From Barracks to State-of-the-Art Buildings

Francis Burne

1948

It had been years since Francis Burne ’48 visited Scranton. He was there to see his son, Brig. Gen. Chris Burne ’80, deliver a speech to a group of ROTC graduates. Burne, however, had other reasons to be excited. He wanted to see how the school he loved had grown. 

The Scranton that Burne knew existed almost entirely on Wyoming Avenue. Some classes were held in wooden barracks with amphitheater-style classrooms. Buildings had no air conditioning or insulation; students were hot in the summer and cold in the winter. 

Scranton was still exclusively male. Students lived in modest dorms — also in former barracks. Despite the humble lodgings, they dressed for class in shirts and ties each day. Burne likened Scranton to his first military base, only with the added excitement of a college campus. 

“Before attending the University, I was an aviation cadet,” Burne said. “Those lodgings reminded me of Scranton’s barracks. They were almost the same.” 

While 1940s Scranton reminded Burne of the Army Air Corps, the version he saw in 2011 was quite different, in a very good way. The campus had expanded further into Scranton’s lower Hill Section and had completely abandoned Wyoming Avenue. The barracks were gone. In their place were state-of-the-art buildings, where both male and female students attended class in casual wear. 

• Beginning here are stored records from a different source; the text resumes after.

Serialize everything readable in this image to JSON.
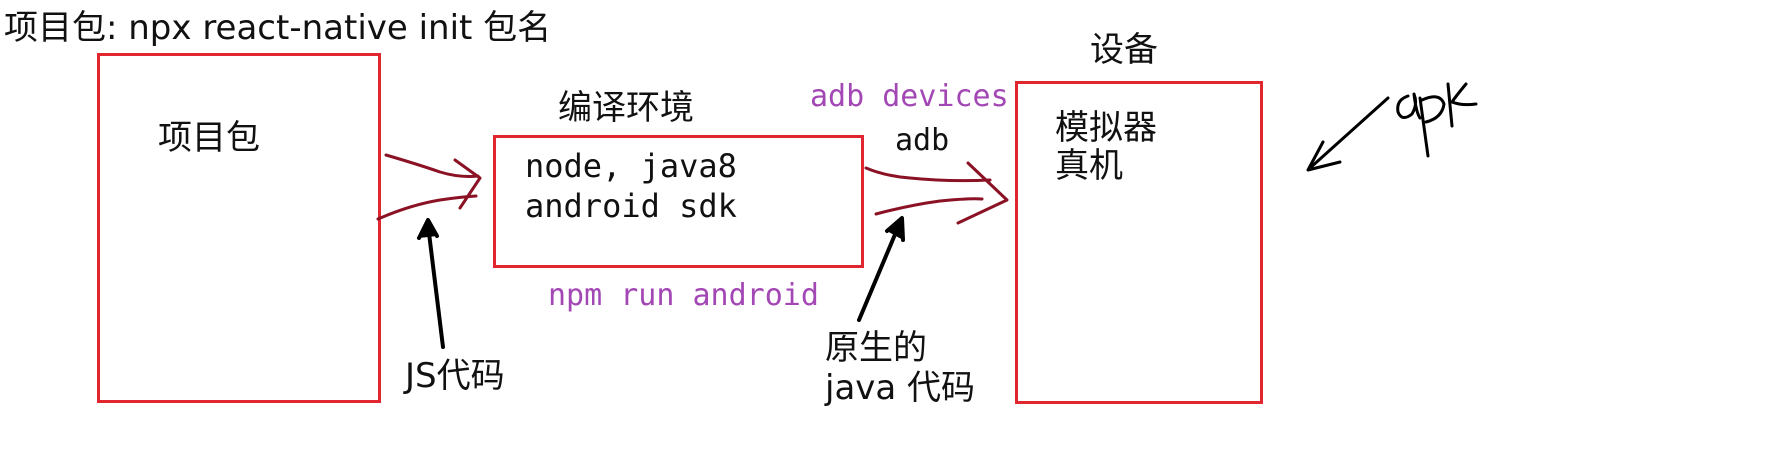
{
  "title": "项目包: npx react-native init 包名",
  "boxes": {
    "project": {
      "label": "项目包"
    },
    "compile": {
      "heading": "编译环境",
      "line1": "node, java8",
      "line2": "android sdk"
    },
    "device": {
      "heading": "设备",
      "line1": "模拟器",
      "line2": "真机"
    }
  },
  "annotations": {
    "js_code": "JS代码",
    "npm_run": "npm run android",
    "adb_devices": "adb devices",
    "adb": "adb",
    "native_line1": "原生的",
    "native_line2": "java 代码",
    "apk": "apk"
  },
  "colors": {
    "box_border": "#e0262f",
    "arrow_ink": "#8b1224",
    "pointer_ink": "#000000",
    "command_text": "#a347b5",
    "text": "#111111"
  }
}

What he saw was impressive and exciting — different, but the Scranton spirit was still the same. 

“The buildings and the grounds are absolutely beautiful,” Burne said. “It’s a far cry from being in barracks!” 

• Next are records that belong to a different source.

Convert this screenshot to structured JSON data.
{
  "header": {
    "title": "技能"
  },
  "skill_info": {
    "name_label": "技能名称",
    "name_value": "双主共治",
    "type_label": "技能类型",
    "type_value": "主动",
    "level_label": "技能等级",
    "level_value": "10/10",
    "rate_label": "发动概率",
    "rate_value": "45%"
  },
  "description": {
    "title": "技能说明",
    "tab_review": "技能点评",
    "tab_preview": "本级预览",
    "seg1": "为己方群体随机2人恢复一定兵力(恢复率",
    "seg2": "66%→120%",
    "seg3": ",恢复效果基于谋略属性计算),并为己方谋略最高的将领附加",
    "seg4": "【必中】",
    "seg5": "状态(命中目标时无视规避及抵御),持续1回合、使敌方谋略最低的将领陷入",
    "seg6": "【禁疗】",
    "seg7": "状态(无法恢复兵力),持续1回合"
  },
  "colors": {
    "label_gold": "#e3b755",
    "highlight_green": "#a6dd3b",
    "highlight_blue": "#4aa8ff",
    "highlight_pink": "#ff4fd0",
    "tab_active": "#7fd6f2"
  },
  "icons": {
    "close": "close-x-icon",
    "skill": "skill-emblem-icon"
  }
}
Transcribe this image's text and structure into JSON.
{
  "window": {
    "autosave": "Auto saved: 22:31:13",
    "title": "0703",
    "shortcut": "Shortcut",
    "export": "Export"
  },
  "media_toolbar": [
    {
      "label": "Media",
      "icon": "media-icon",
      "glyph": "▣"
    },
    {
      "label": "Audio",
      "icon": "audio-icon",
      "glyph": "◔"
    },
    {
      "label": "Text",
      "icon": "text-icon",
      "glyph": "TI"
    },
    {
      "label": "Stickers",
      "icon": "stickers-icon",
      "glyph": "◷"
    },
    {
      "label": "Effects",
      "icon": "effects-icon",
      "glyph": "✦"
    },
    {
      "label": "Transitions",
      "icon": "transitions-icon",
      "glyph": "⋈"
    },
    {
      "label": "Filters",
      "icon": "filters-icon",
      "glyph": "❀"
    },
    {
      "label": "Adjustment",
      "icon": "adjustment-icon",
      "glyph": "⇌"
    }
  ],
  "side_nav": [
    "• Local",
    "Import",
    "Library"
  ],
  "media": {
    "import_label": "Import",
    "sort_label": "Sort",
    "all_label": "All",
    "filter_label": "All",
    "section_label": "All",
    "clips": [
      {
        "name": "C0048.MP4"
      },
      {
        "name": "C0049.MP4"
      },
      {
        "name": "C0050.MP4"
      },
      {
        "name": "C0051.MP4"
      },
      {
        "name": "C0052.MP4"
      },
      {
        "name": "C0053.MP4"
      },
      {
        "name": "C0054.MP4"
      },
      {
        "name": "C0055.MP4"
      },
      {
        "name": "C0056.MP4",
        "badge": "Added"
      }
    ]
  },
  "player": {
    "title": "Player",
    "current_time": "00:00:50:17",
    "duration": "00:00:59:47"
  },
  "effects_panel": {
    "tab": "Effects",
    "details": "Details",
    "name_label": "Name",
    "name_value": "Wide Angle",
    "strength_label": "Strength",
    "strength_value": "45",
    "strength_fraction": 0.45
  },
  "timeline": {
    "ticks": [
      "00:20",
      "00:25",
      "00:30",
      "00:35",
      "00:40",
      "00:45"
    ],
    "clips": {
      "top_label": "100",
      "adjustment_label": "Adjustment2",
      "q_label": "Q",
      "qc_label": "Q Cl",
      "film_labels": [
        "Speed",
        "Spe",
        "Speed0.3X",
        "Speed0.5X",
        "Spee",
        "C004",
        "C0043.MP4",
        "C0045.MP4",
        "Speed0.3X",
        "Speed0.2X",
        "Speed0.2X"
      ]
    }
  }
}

-- Excerpt from alumni profile in the Fall 2013 issue of the Scranton Journal